Let’s suppose the third (lyme is attacking my body) is true. One might expect the disease to progress (subjectively, I don’t think things have changed much for the worse or the better). But leaving that aside, this could be caused either by (1) some bacteria in the main form surviving by hiding out in a part of the body not easily reached by antibiotics (2) some bacteria converting to an intermediate, active form that antibiotics don’t attack well (3) some bacteria converting to a dormant form that antibiotics don’t attack well and then converting back to an active form. I haven’t seen any other explanations of this possibility yet, but even these three are important to differentiate as they have different implications for treatment.
What evidence exists for or against these explanations? I haven’t been keeping great track of all of this, though I plan to do a better job of documenting what I find. However, I know of work showing that the dormant form exists in mice , and indicating that it may be able to convert back to active in circumstances when the mouse’s immune system is compromised (haven’t tracked down the reference for this yet). There’s also a study with dogs showing that lyme can survive antibiotics . Does this take place in humans as well? I’m currently working on the assumption that any of these explanations could be true (or more than one of them). I can test for an auto-immune disease and plan to do so. I can strengthen my immune system and search for secondary or concurrent illness. But I don’t know of a way to test for ongoing infection. Without definitive science or agreement among doctors, patients have to make their own decisions about this issue.

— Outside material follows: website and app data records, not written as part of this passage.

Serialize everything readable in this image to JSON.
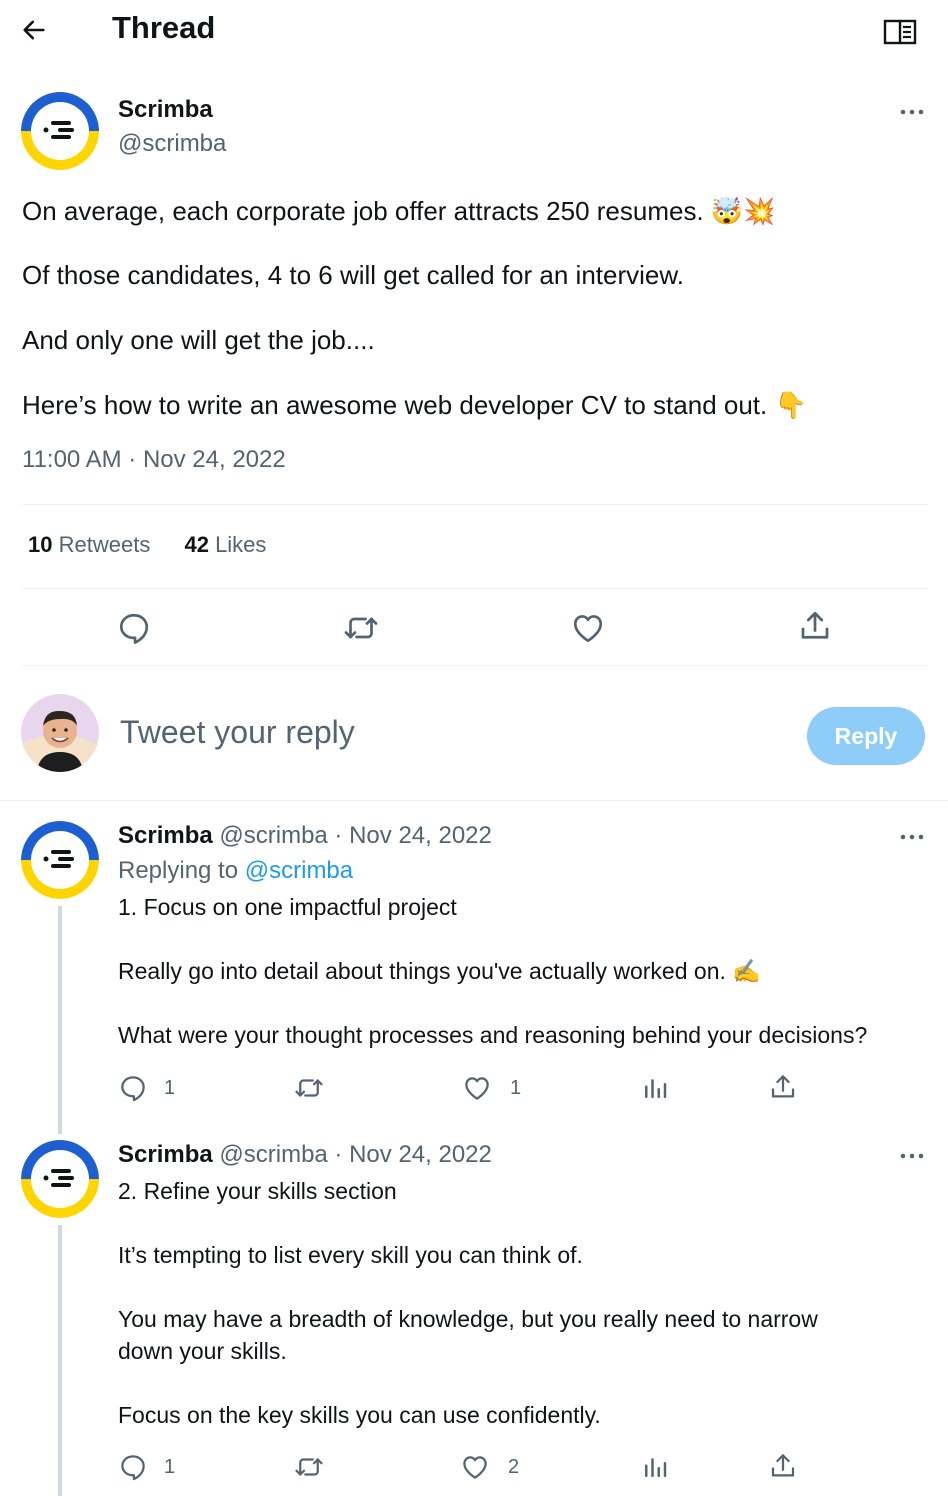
{
  "header": {
    "title": "Thread"
  },
  "main_tweet": {
    "author_name": "Scrimba",
    "author_handle": "@scrimba",
    "lines": [
      "On average, each corporate job offer attracts 250 resumes. 🤯💥",
      "Of those candidates, 4 to 6 will get called for an interview.",
      "And only one will get the job....",
      "Here’s how to write an awesome web developer CV to stand out. 👇"
    ],
    "timestamp": "11:00 AM · Nov 24, 2022",
    "retweets_count": "10",
    "retweets_label": "Retweets",
    "likes_count": "42",
    "likes_label": "Likes"
  },
  "reply_box": {
    "placeholder": "Tweet your reply",
    "button_label": "Reply"
  },
  "replies": [
    {
      "author_name": "Scrimba",
      "meta": "@scrimba · Nov 24, 2022",
      "replying_prefix": "Replying to",
      "replying_handle": "@scrimba",
      "lines": [
        "1. Focus on one impactful project",
        "Really go into detail about things you've actually worked on. ✍️",
        "What were your thought processes and reasoning behind your decisions?"
      ],
      "reply_count": "1",
      "like_count": "1"
    },
    {
      "author_name": "Scrimba",
      "meta": "@scrimba · Nov 24, 2022",
      "lines": [
        "2. Refine your skills section",
        "It’s tempting to list every skill you can think of.",
        "You may have a breadth of knowledge, but you really need to narrow down your skills.",
        "Focus on the key skills you can use confidently."
      ],
      "reply_count": "1",
      "like_count": "2"
    }
  ],
  "colors": {
    "text": "#0f1419",
    "secondary": "#536471",
    "link": "#1d9bf0",
    "reply_button": "#8ecdf8",
    "logo_blue": "#1d5fd1",
    "logo_yellow": "#ffd500"
  }
}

 Moody, K. D., Adams, R. L. , & Bathold, S. W. (2008). Effectiveness of antimicrobial treatment against Borrelia burgdorferi infection in mice. Journal of Antimicrobial Agents and Chemotherapy. 38(7):1567-1572. A news article about his research says “The bacteria that cause Lyme disease, the most common tick-borne illness in the United States, can linger in mouse tissues long after a full round of antibiotic treatment is completed, report researchers from the University of California, Davis” (http://www.news.ucdavis.edu/search/news_detail.lasso?id=8584).
 Straubinger, R. K., Summers, B. A., Chang, Y.-F., & Appel, M. J. G. (1997). Persistence of Borriela burgdorferi in experimentally infected dogs after antibiotic treatment. Journal of Clinical Microbiology, 35(1):111-116